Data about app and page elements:

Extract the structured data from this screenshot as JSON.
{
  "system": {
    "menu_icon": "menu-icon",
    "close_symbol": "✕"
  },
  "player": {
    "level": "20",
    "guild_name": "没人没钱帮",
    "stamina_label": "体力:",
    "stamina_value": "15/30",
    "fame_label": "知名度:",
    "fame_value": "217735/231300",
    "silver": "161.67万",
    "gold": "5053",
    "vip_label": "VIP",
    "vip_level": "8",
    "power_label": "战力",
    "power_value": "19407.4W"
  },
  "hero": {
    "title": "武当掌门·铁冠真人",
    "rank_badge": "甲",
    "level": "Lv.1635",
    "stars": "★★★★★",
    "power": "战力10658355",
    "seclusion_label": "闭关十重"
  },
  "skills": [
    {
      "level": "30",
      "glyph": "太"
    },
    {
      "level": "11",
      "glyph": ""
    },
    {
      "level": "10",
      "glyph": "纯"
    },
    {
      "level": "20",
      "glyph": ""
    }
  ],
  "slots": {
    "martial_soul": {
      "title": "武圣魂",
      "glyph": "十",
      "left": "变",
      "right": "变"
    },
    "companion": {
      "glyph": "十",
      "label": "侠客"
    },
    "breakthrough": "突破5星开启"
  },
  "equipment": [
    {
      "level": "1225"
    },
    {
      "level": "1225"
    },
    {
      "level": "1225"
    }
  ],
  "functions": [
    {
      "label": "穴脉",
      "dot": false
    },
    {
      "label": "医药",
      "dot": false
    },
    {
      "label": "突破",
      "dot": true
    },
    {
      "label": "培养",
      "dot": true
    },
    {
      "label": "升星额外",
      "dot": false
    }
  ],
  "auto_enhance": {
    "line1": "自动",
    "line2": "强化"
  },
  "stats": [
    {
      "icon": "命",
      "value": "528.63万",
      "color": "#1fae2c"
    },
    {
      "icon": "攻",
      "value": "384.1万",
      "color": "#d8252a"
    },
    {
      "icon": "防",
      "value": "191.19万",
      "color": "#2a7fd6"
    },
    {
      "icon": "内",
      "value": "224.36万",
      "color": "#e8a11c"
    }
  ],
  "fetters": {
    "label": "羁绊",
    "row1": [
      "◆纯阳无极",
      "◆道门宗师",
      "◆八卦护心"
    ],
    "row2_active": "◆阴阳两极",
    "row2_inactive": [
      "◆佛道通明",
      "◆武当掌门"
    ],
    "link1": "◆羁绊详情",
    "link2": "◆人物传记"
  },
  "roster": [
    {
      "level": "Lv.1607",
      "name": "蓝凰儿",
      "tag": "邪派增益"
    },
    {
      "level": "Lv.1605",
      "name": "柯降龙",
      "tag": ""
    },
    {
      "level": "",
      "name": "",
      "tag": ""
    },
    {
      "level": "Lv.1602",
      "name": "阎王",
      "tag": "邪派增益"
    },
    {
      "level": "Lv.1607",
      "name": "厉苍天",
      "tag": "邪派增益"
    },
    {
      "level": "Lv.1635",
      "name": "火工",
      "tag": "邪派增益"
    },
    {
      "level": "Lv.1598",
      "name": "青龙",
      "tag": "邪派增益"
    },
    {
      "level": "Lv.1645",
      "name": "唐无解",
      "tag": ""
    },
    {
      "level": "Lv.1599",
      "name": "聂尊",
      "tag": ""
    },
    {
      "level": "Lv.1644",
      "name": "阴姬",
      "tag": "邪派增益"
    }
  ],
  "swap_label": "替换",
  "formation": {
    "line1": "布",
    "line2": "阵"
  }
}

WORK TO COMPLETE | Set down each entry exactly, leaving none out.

ANSWER BOX |
Extract the structured data from this screenshot as JSON.
{
  "system": {
    "menu_icon": "menu-icon",
    "close_symbol": "✕"
  },
  "player": {
    "level": "20",
    "guild_name": "没人没钱帮",
    "stamina_label": "体力:",
    "stamina_value": "15/30",
    "fame_label": "知名度:",
    "fame_value": "217735/231300",
    "silver": "161.67万",
    "gold": "5053",
    "vip_label": "VIP",
    "vip_level": "8",
    "power_label": "战力",
    "power_value": "19407.4W"
  },
  "hero": {
    "title": "武当掌门·铁冠真人",
    "rank_badge": "甲",
    "level": "Lv.1635",
    "stars": "★★★★★",
    "power": "战力10658355",
    "seclusion_label": "闭关十重"
  },
  "skills": [
    {
      "level": "30",
      "glyph": "太"
    },
    {
      "level": "11",
      "glyph": ""
    },
    {
      "level": "10",
      "glyph": "纯"
    },
    {
      "level": "20",
      "glyph": ""
    }
  ],
  "slots": {
    "martial_soul": {
      "title": "武圣魂",
      "glyph": "十",
      "left": "变",
      "right": "变"
    },
    "companion": {
      "glyph": "十",
      "label": "侠客"
    },
    "breakthrough": "突破5星开启"
  },
  "equipment": [
    {
      "level": "1225"
    },
    {
      "level": "1225"
    },
    {
      "level": "1225"
    }
  ],
  "functions": [
    {
      "label": "穴脉",
      "dot": false
    },
    {
      "label": "医药",
      "dot": false
    },
    {
      "label": "突破",
      "dot": true
    },
    {
      "label": "培养",
      "dot": true
    },
    {
      "label": "升星额外",
      "dot": false
    }
  ],
  "auto_enhance": {
    "line1": "自动",
    "line2": "强化"
  },
  "stats": [
    {
      "icon": "命",
      "value": "528.63万",
      "color": "#1fae2c"
    },
    {
      "icon": "攻",
      "value": "384.1万",
      "color": "#d8252a"
    },
    {
      "icon": "防",
      "value": "191.19万",
      "color": "#2a7fd6"
    },
    {
      "icon": "内",
      "value": "224.36万",
      "color": "#e8a11c"
    }
  ],
  "fetters": {
    "label": "羁绊",
    "row1": [
      "◆纯阳无极",
      "◆道门宗师",
      "◆八卦护心"
    ],
    "row2_active": "◆阴阳两极",
    "row2_inactive": [
      "◆佛道通明",
      "◆武当掌门"
    ],
    "link1": "◆羁绊详情",
    "link2": "◆人物传记"
  },
  "roster": [
    {
      "level": "Lv.1607",
      "name": "蓝凰儿",
      "tag": "邪派增益"
    },
    {
      "level": "Lv.1605",
      "name": "柯降龙",
      "tag": ""
    },
    {
      "level": "",
      "name": "",
      "tag": ""
    },
    {
      "level": "Lv.1602",
      "name": "阎王",
      "tag": "邪派增益"
    },
    {
      "level": "Lv.1607",
      "name": "厉苍天",
      "tag": "邪派增益"
    },
    {
      "level": "Lv.1635",
      "name": "火工",
      "tag": "邪派增益"
    },
    {
      "level": "Lv.1598",
      "name": "青龙",
      "tag": "邪派增益"
    },
    {
      "level": "Lv.1645",
      "name": "唐无解",
      "tag": ""
    },
    {
      "level": "Lv.1599",
      "name": "聂尊",
      "tag": ""
    },
    {
      "level": "Lv.1644",
      "name": "阴姬",
      "tag": "邪派增益"
    }
  ],
  "swap_label": "替换",
  "formation": {
    "line1": "布",
    "line2": "阵"
  }
}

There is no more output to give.